● **EXERCISE PROMPT**:
Exact copies of the lines from the one holding "Read all visible content and emit it as JSON." through the last line of the entries below are to be printed, with pictures omitted.

----- MATERIAL PROVIDED

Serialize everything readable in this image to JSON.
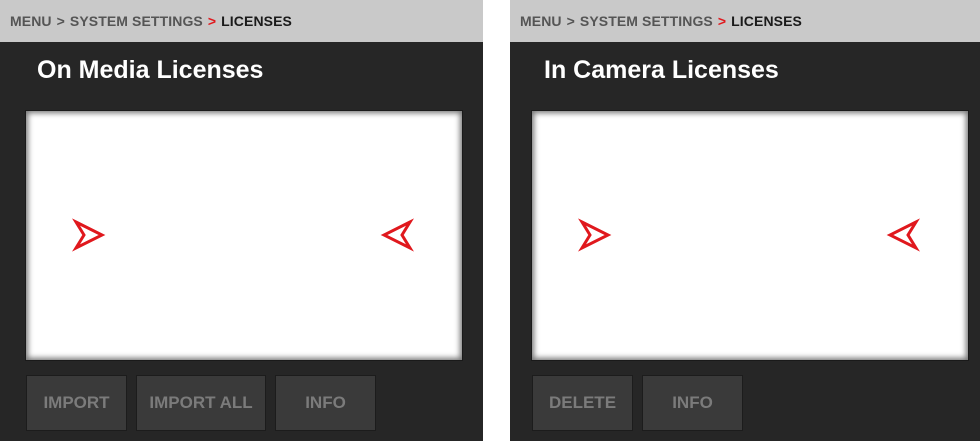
{
  "left_panel": {
    "breadcrumb": {
      "menu": "MENU",
      "system_settings": "SYSTEM SETTINGS",
      "current": "LICENSES",
      "sep": ">"
    },
    "title": "On Media Licenses",
    "buttons": {
      "import": "IMPORT",
      "import_all": "IMPORT ALL",
      "info": "INFO"
    }
  },
  "right_panel": {
    "breadcrumb": {
      "menu": "MENU",
      "system_settings": "SYSTEM SETTINGS",
      "current": "LICENSES",
      "sep": ">"
    },
    "title": "In Camera Licenses",
    "buttons": {
      "delete": "DELETE",
      "info": "INFO"
    }
  },
  "icons": {
    "scroll_right": "chevron-right-icon",
    "scroll_left": "chevron-left-icon"
  },
  "colors": {
    "accent": "#e0181d",
    "panel_bg": "#262626",
    "breadcrumb_bg": "#c9c9c9",
    "button_bg": "#3a3a3a",
    "button_text": "#7b7b7b"
  }
}
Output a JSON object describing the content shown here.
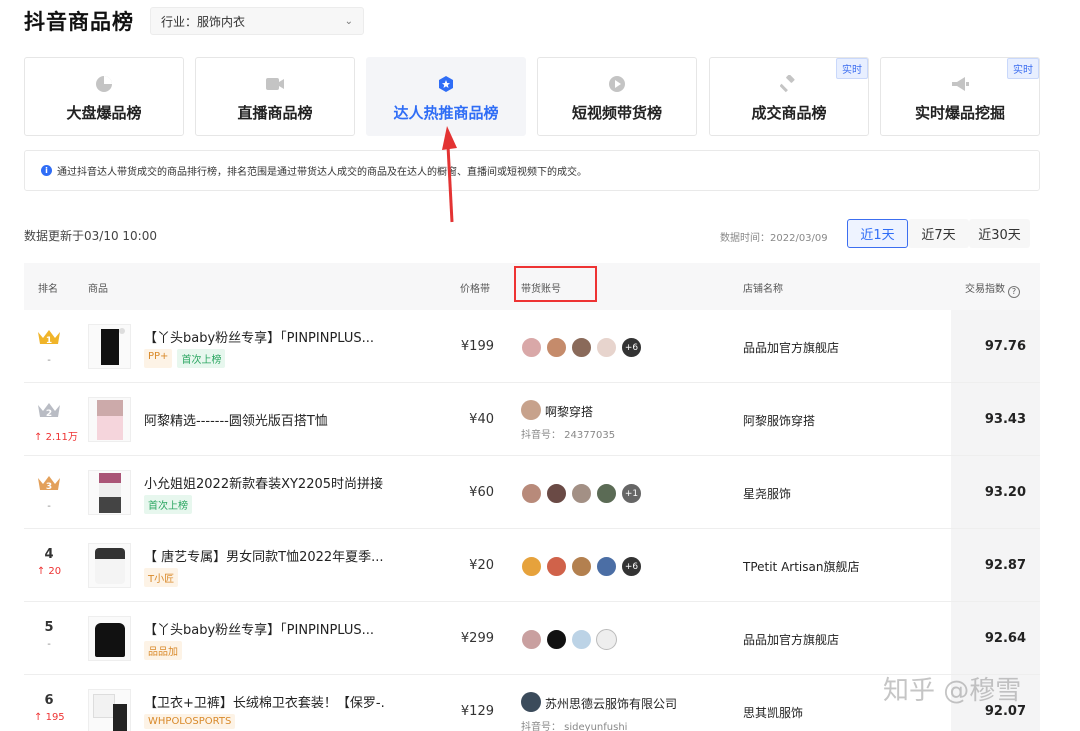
{
  "header": {
    "title": "抖音商品榜",
    "industry_select": "行业：服饰内衣"
  },
  "tabs": [
    {
      "label": "大盘爆品榜",
      "icon": "pie-chart-icon",
      "badge": ""
    },
    {
      "label": "直播商品榜",
      "icon": "video-camera-icon",
      "badge": ""
    },
    {
      "label": "达人热推商品榜",
      "icon": "star-badge-icon",
      "badge": "",
      "active": true
    },
    {
      "label": "短视频带货榜",
      "icon": "play-circle-icon",
      "badge": ""
    },
    {
      "label": "成交商品榜",
      "icon": "gavel-icon",
      "badge": "实时"
    },
    {
      "label": "实时爆品挖掘",
      "icon": "megaphone-icon",
      "badge": "实时"
    }
  ],
  "info": {
    "text": "通过抖音达人带货成交的商品排行榜，排名范围是通过带货达人成交的商品及在达人的橱窗、直播间或短视频下的成交。"
  },
  "update": {
    "text": "数据更新于03/10 10:00",
    "data_date": "数据时间：2022/03/09",
    "ranges": [
      "近1天",
      "近7天",
      "近30天"
    ],
    "active_range": "近1天"
  },
  "table": {
    "headers": {
      "rank": "排名",
      "product": "商品",
      "price": "价格带",
      "account": "带货账号",
      "shop": "店铺名称",
      "score": "交易指数"
    },
    "rows": [
      {
        "rank": "1",
        "crown": "gold",
        "change": "-",
        "change_dir": "none",
        "name": "【丫头baby粉丝专享】「PINPINPLUS...",
        "tags": [
          {
            "text": "PP+",
            "style": "orange"
          },
          {
            "text": "首次上榜",
            "style": "green"
          }
        ],
        "price": "¥199",
        "accounts": {
          "type": "avatars",
          "count": 4,
          "more": "+6"
        },
        "shop": "品品加官方旗舰店",
        "score": "97.76"
      },
      {
        "rank": "2",
        "crown": "silver",
        "change": "2.11万",
        "change_dir": "up",
        "name": "阿黎精选-------圆领光版百搭T恤",
        "tags": [],
        "price": "¥40",
        "accounts": {
          "type": "single",
          "name": "啊黎穿搭",
          "id": "抖音号： 24377035"
        },
        "shop": "阿黎服饰穿搭",
        "score": "93.43"
      },
      {
        "rank": "3",
        "crown": "bronze",
        "change": "-",
        "change_dir": "none",
        "name": "小允姐姐2022新款春装XY2205时尚拼接...",
        "tags": [
          {
            "text": "首次上榜",
            "style": "green"
          }
        ],
        "price": "¥60",
        "accounts": {
          "type": "avatars",
          "count": 4,
          "more": "+1"
        },
        "shop": "星尧服饰",
        "score": "93.20"
      },
      {
        "rank": "4",
        "crown": "",
        "change": "20",
        "change_dir": "up",
        "name": "【 唐艺专属】男女同款T恤2022年夏季...",
        "tags": [
          {
            "text": "T小匠",
            "style": "orange"
          }
        ],
        "price": "¥20",
        "accounts": {
          "type": "avatars",
          "count": 4,
          "more": "+6"
        },
        "shop": "TPetit Artisan旗舰店",
        "score": "92.87"
      },
      {
        "rank": "5",
        "crown": "",
        "change": "-",
        "change_dir": "none",
        "name": "【丫头baby粉丝专享】「PINPINPLUS...",
        "tags": [
          {
            "text": "品品加",
            "style": "orange"
          }
        ],
        "price": "¥299",
        "accounts": {
          "type": "avatars",
          "count": 4,
          "more": ""
        },
        "shop": "品品加官方旗舰店",
        "score": "92.64"
      },
      {
        "rank": "6",
        "crown": "",
        "change": "195",
        "change_dir": "up",
        "name": "【卫衣+卫裤】长绒棉卫衣套装！【保罗-...",
        "tags": [
          {
            "text": "WHPOLOSPORTS",
            "style": "orange"
          }
        ],
        "price": "¥129",
        "accounts": {
          "type": "single",
          "name": "苏州思德云服饰有限公司",
          "id": "抖音号： sideyunfushi"
        },
        "shop": "思其凯服饰",
        "score": "92.07"
      }
    ]
  },
  "watermark": "知乎 @穆雪",
  "colors": {
    "accent": "#2f6df6",
    "annotation_red": "#e33333",
    "gold": "#f0b429",
    "silver": "#b9bcc4",
    "bronze": "#e3a05a"
  }
}
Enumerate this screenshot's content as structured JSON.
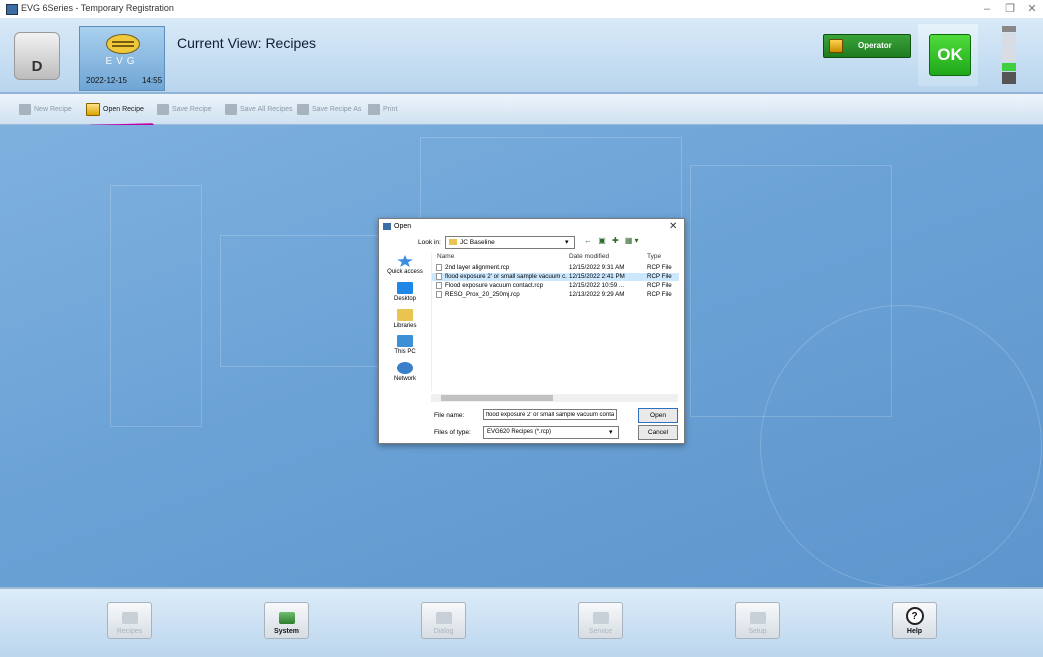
{
  "window": {
    "title": "EVG 6Series - Temporary Registration",
    "controls": [
      "–",
      "❐",
      "✕"
    ]
  },
  "header": {
    "user_initial": "D",
    "logo_text": "EVG",
    "date": "2022-12-15",
    "time": "14:55",
    "current_view": "Current View: Recipes",
    "operator_label": "Operator",
    "ok_label": "OK"
  },
  "toolbar": {
    "items": [
      {
        "label": "New Recipe",
        "enabled": false
      },
      {
        "label": "Open Recipe",
        "enabled": true
      },
      {
        "label": "Save Recipe",
        "enabled": false
      },
      {
        "label": "Save All Recipes",
        "enabled": false
      },
      {
        "label": "Save Recipe As",
        "enabled": false
      },
      {
        "label": "Print",
        "enabled": false
      }
    ]
  },
  "dialog": {
    "title": "Open",
    "close": "✕",
    "look_in_label": "Look in:",
    "look_in_value": "JC Baseline",
    "nav_icons": "← ▣ ✚ ▦▾",
    "places": [
      "Quick access",
      "Desktop",
      "Libraries",
      "This PC",
      "Network"
    ],
    "columns": {
      "name": "Name",
      "date": "Date modified",
      "type": "Type"
    },
    "files": [
      {
        "name": "2nd layer alignment.rcp",
        "date": "12/15/2022 9:31 AM",
        "type": "RCP File",
        "selected": false
      },
      {
        "name": "flood exposure 2' or small sample vacuum c...",
        "date": "12/15/2022 2:41 PM",
        "type": "RCP File",
        "selected": true
      },
      {
        "name": "Flood exposure vacuum contact.rcp",
        "date": "12/15/2022 10:59 ...",
        "type": "RCP File",
        "selected": false
      },
      {
        "name": "RESO_Prox_20_250mj.rcp",
        "date": "12/13/2022 9:29 AM",
        "type": "RCP File",
        "selected": false
      }
    ],
    "file_name_label": "File name:",
    "file_name_value": "flood exposure 2' or small sample vacuum conta",
    "file_type_label": "Files of type:",
    "file_type_value": "EVG620 Recipes (*.rcp)",
    "open_label": "Open",
    "cancel_label": "Cancel"
  },
  "bottom_nav": [
    {
      "label": "Recipes",
      "enabled": false
    },
    {
      "label": "System",
      "enabled": true
    },
    {
      "label": "Dialog",
      "enabled": false
    },
    {
      "label": "Service",
      "enabled": false
    },
    {
      "label": "Setup",
      "enabled": false
    },
    {
      "label": "Help",
      "enabled": true
    }
  ],
  "colors": {
    "accent_pink": "#c000a8",
    "ok_green": "#1fa71a",
    "background_blue": "#6ba2d6"
  }
}
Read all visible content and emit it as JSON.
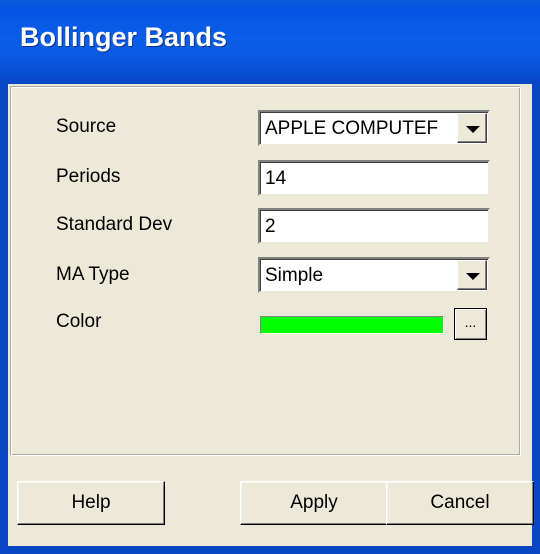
{
  "window": {
    "title": "Bollinger Bands"
  },
  "form": {
    "source": {
      "label": "Source",
      "value": "APPLE COMPUTEF"
    },
    "periods": {
      "label": "Periods",
      "value": "14"
    },
    "std_dev": {
      "label": "Standard Dev",
      "value": "2"
    },
    "ma_type": {
      "label": "MA Type",
      "value": "Simple"
    },
    "color": {
      "label": "Color",
      "value_color": "#00ff00",
      "picker_label": "..."
    }
  },
  "buttons": {
    "help": "Help",
    "apply": "Apply",
    "cancel": "Cancel"
  },
  "icons": {
    "dropdown": "chevron-down-icon"
  }
}
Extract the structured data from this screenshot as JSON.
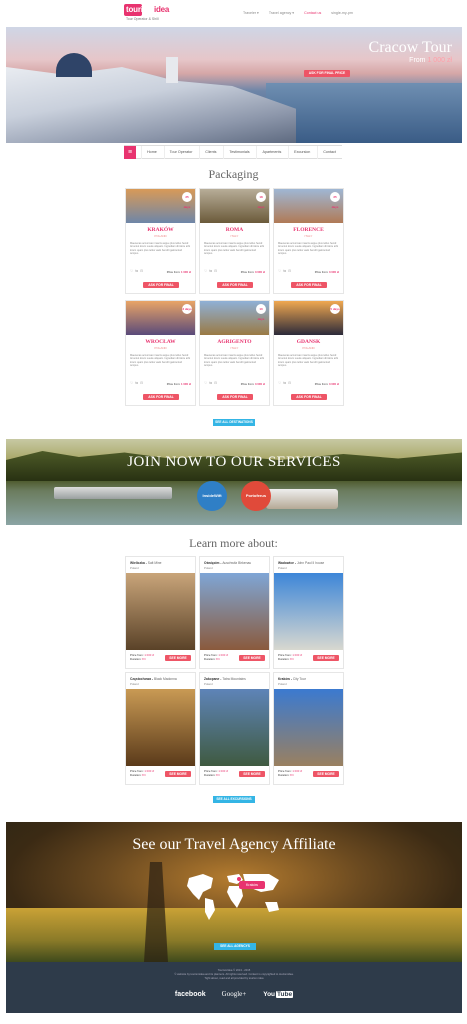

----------

● **SOLUTION**:
Read all visible content and emit it as JSON.
{
  "window": {
    "title": "Bollinger Bands"
  },
  "form": {
    "source": {
      "label": "Source",
      "value": "APPLE COMPUTEF"
    },
    "periods": {
      "label": "Periods",
      "value": "14"
    },
    "std_dev": {
      "label": "Standard Dev",
      "value": "2"
    },
    "ma_type": {
      "label": "MA Type",
      "value": "Simple"
    },
    "color": {
      "label": "Color",
      "value_color": "#00ff00",
      "picker_label": "..."
    }
  },
  "buttons": {
    "help": "Help",
    "apply": "Apply",
    "cancel": "Cancel"
  },
  "icons": {
    "dropdown": "chevron-down-icon"
  }
}
Extract the structured data from this screenshot as JSON.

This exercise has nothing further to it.